The 36th annual “Kennedy Center Honors” celebrates the careers of opera singer Martina Arroyo, jazz man Herbie Hancock, rock and pop star Billy Joel, actress Shirley MacLaine, and rock guitarist Carlos Santana. The special was taped in Washington Sunday night and will air on CBS December 29. Santana was first up and was feted by Harry Belafonte, Juanes, Tom Morrello, Buddy Guy, Sheila E., and Steve Winwood. Arroyo was then honored by Supreme Court Justice Sonia Sotomayor, tenor Joseph Calleja, and soprano Sondra Radvanovsky. Bill O’Reilly introduced the Hancock segment which included Snoop Dogg and Mix Master Mike. Kathy Bates began the MacLaine tribute with Sutton Foster, Patina Miller, and Anna Kendrick performing. The final tribute for Joel featured Tony Bennett, Don Henley, Garth Brooks, and Rufus Wainwright. USA Today.
The Santa Barbara Film Festival taps seven stand-out performers for their Virtuosos Awards. Daniel Bruhl (“Rush“), Adele Exarchopoulos (“Blue is the Warmest Color“), Oscar Isaac (“Inside Llewyn Davis“), Michael B. Jordan (“3Fruitvale Station#”), Jared Leto (“Dallas Buyers Club“), and June Squibb (“Nebraska“) will be honored on February 4. Hitfix.
Carrie Underwood takes to Twitter over the weekend, responding to critics who “slammed” her performance as Maria in NBC’s live production of “The Sound of Music.” She says, “Plain and simple: Mean people need Jesus. They will be in my prayers tonight… 1 Peter 2:1-25.” Just after the special wrapped on Thursday, her prior tweet said, “I couldn’t be more proud. What a tough thing to pull off and we did it! I am so blessed!” New York Daily News.
The British Independent Film Awards choose “Metro Manila” as their Best Picture this weekend. James McAvoy (“Filth”) is Best Actor; Lindsay Duncan (“Le Week-end”) is Best Actress; Ben Mendelsohn (“Starred Up”) is Best Supporting Actor; and Imogene Poots (“The Look of Love”) is Best Supporting Actress. L.A. Times.

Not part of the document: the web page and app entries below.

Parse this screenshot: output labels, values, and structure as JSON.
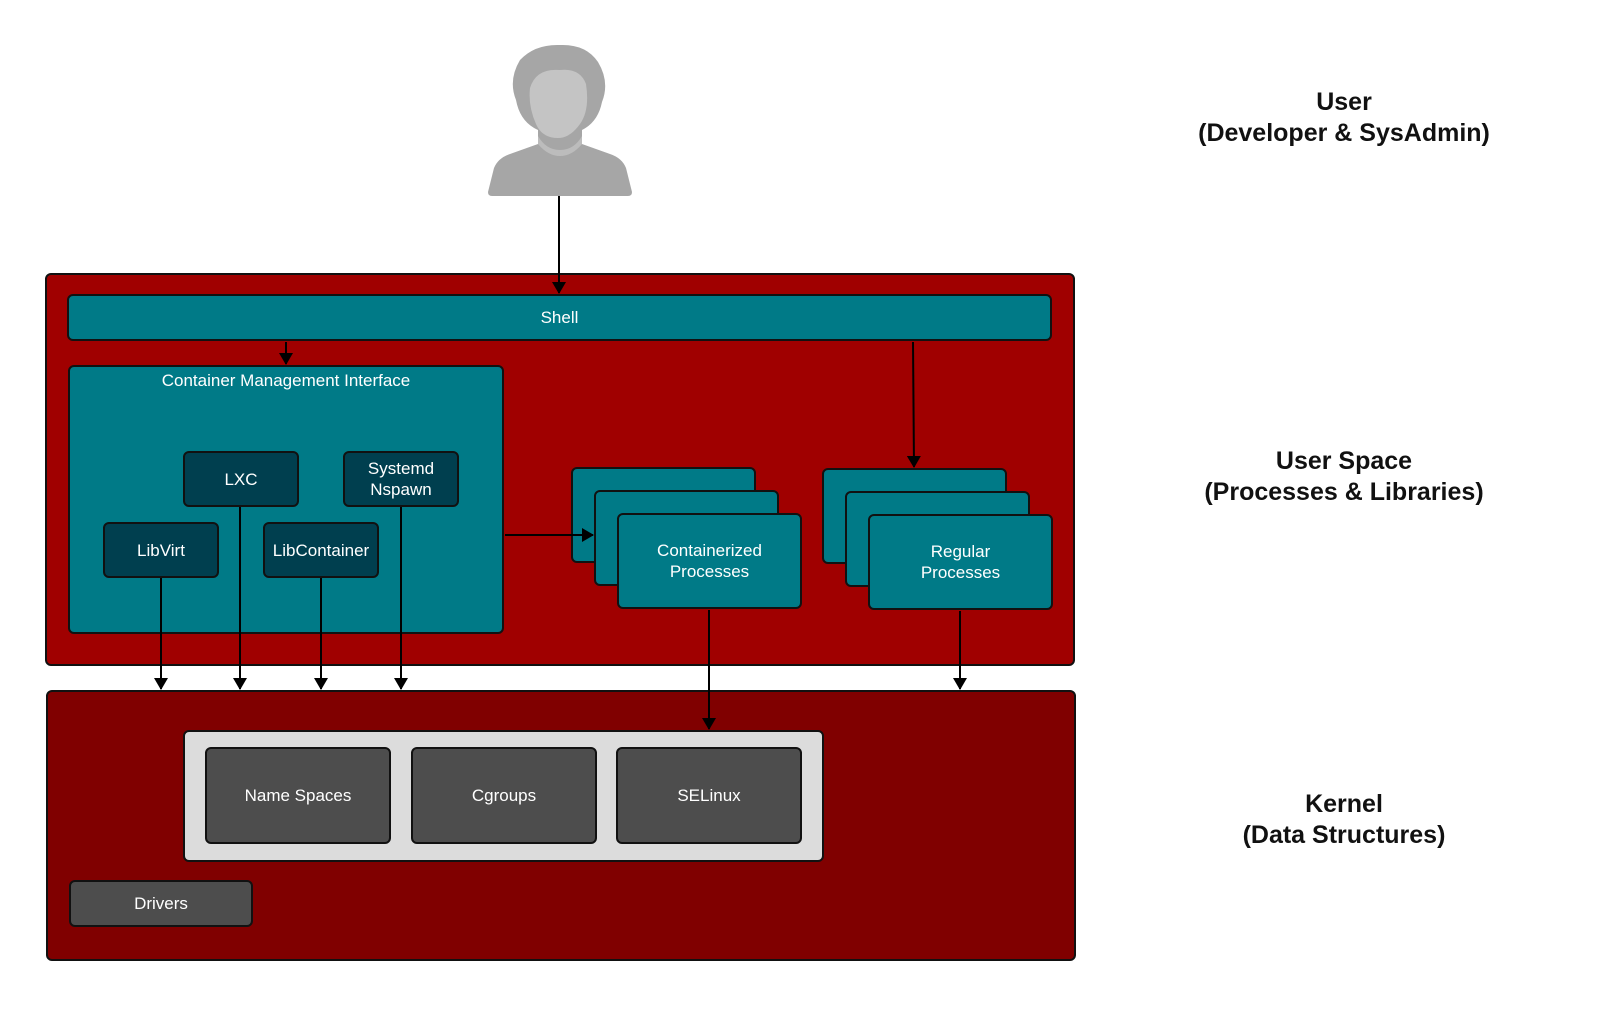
{
  "layers": {
    "user": {
      "title": "User",
      "subtitle": "(Developer & SysAdmin)"
    },
    "user_space": {
      "title": "User Space",
      "subtitle": "(Processes & Libraries)"
    },
    "kernel": {
      "title": "Kernel",
      "subtitle": "(Data Structures)"
    }
  },
  "user_space": {
    "shell": "Shell",
    "container_management_interface": {
      "title": "Container Management Interface",
      "tools": [
        {
          "id": "lxc",
          "label": "LXC"
        },
        {
          "id": "systemd-nspawn",
          "label": "Systemd Nspawn"
        },
        {
          "id": "libvirt",
          "label": "LibVirt"
        },
        {
          "id": "libcontainer",
          "label": "LibContainer"
        }
      ]
    },
    "containerized_processes": "Containerized Processes",
    "regular_processes": "Regular Processes"
  },
  "kernel": {
    "features": [
      "Name Spaces",
      "Cgroups",
      "SELinux"
    ],
    "drivers": "Drivers"
  },
  "colors": {
    "user_space_bg": "#a00000",
    "kernel_bg": "#800000",
    "teal": "#007a87",
    "dark_teal": "#003f4f",
    "gray_box": "#4d4d4d",
    "light_panel": "#dcdcdc",
    "user_icon": "#a6a6a6"
  },
  "icons": {
    "user": "user-avatar-icon"
  }
}
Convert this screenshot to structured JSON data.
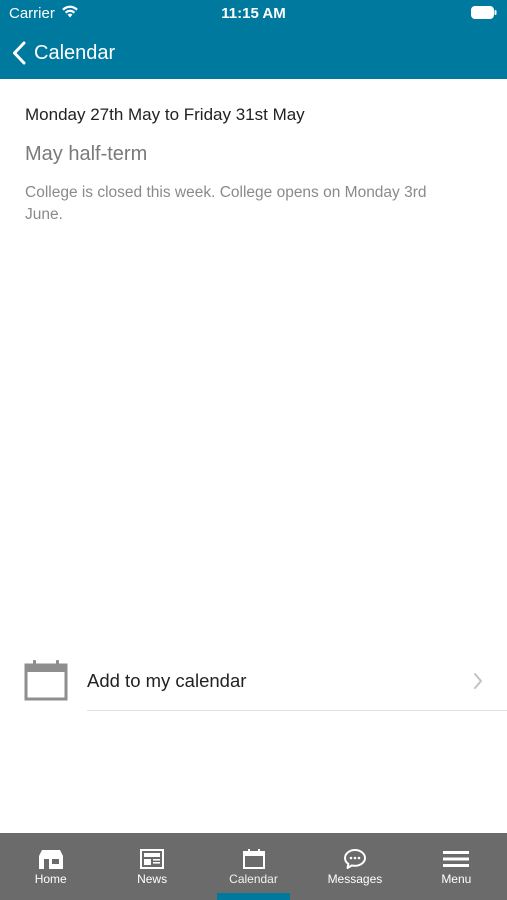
{
  "status_bar": {
    "carrier": "Carrier",
    "time": "11:15 AM",
    "wifi_icon": "wifi-icon",
    "battery_icon": "battery-icon"
  },
  "nav": {
    "title": "Calendar",
    "back_icon": "chevron-left-icon"
  },
  "event": {
    "dates": "Monday 27th May to Friday 31st May",
    "title": "May half-term",
    "description": "College is closed this week. College opens on Monday 3rd June."
  },
  "add_to_calendar": {
    "label": "Add to my calendar",
    "icon": "calendar-icon",
    "chevron_icon": "chevron-right-icon"
  },
  "tab_bar": {
    "tabs": [
      {
        "label": "Home",
        "icon": "home-icon",
        "active": false
      },
      {
        "label": "News",
        "icon": "newspaper-icon",
        "active": false
      },
      {
        "label": "Calendar",
        "icon": "calendar-icon",
        "active": true
      },
      {
        "label": "Messages",
        "icon": "chat-bubble-icon",
        "active": false
      },
      {
        "label": "Menu",
        "icon": "hamburger-menu-icon",
        "active": false
      }
    ]
  },
  "colors": {
    "brand": "#00799e",
    "tab_bar_background": "#6b6b6b",
    "secondary_text": "#8a8a8a"
  }
}
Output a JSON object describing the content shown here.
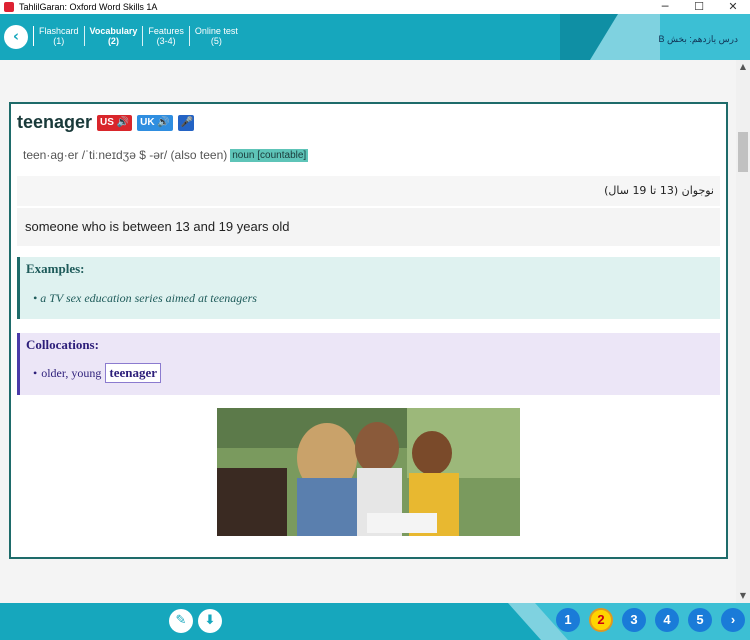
{
  "window": {
    "title": "TahlilGaran: Oxford Word Skills 1A",
    "minimize": "─",
    "maximize": "☐",
    "close": "✕"
  },
  "header": {
    "back_icon": "‹",
    "tabs": [
      {
        "label": "Flashcard",
        "sub": "(1)"
      },
      {
        "label": "Vocabulary",
        "sub": "(2)"
      },
      {
        "label": "Features",
        "sub": "(3-4)"
      },
      {
        "label": "Online test",
        "sub": "(5)"
      }
    ],
    "lesson": "درس یازدهم: بخش B"
  },
  "entry": {
    "word": "teenager",
    "us_label": "US 🔊",
    "uk_label": "UK 🔊",
    "mic_icon": "🎤",
    "pronunciation": "teen·ag·er /ˈtiːneɪdʒə $ -ər/ (also teen)",
    "pos": "noun [countable]",
    "persian": "نوجوان (13 تا 19 سال)",
    "definition": "someone who is between 13 and 19 years old",
    "examples_title": "Examples:",
    "example": "a TV sex education series aimed at teenagers",
    "collocations_title": "Collocations:",
    "collocation_prefix": "older, young",
    "collocation_word": "teenager"
  },
  "footer": {
    "edit_icon": "✎",
    "download_icon": "⬇",
    "pages": [
      "1",
      "2",
      "3",
      "4",
      "5"
    ],
    "active_page": "2",
    "next_icon": "›"
  }
}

The weekend box office after the Thanksgiving holidays “is usually one of the year’s weakest.” Disney’s animated “Frozen” moves into the top slot with $31.6 million. “The Hunger Games: Catching Fire” falls to second place with $27 million. “Out of the Furnace” debuts in third position with a modest $5.3 million. Thompson on Hollywood.
Scott Feinberg interviews Oscar winner Christian Bale about his new roles in awards contenders “American Hustle and “Out of the Furnace.” In the lengthy Q&A, they discuss his experiences as a child actor (working in his first film with Steven Spielberg), his reservations about being famous, and his blockbuster run in the Batman franchise. Hollywood Reporter.
New HBO documentary “Six by Sondheim” focuses on six songs written by Broadway legend Stephen Sondheim. Airing Monday night, the project was the brainchild of conductor James Lapine and writer Frank Rich. The 83-year-old Sondheim has won an Oscar and multiple Tony and Grammy Awards. He says, “I’m aware that the people who like my work are expecting so much. It’s very hard at my age. You’re getting public accolades, being reminded how people have praised you – and criticized you. You have to try to forget all that, because it can be paralyzing.” USA Today.
Tom Shaw looks at the ratings decline for the Fox network and wonders if several of their programs might be cancelled? He gives the worst prospects to new show “Almost Human” from producer J.J. Abrams. Also on the possible cut list are “Brooklyn Nine-Nine” (Andy Samberg), “Dads” (Seth Green), and “The Mindy Project” (Mindy Kaling). TV by the Numbers.
On this weekend’s “Saturday Night Live,” host Paul Rudd brings on his “Anchorman 2” co-stars as surprise guests. In the opening monologue, Will Ferrell, Steve Carell, and David Koechner join Rudd in a battle of the bands against teen sensations One Direction. Huffington Post.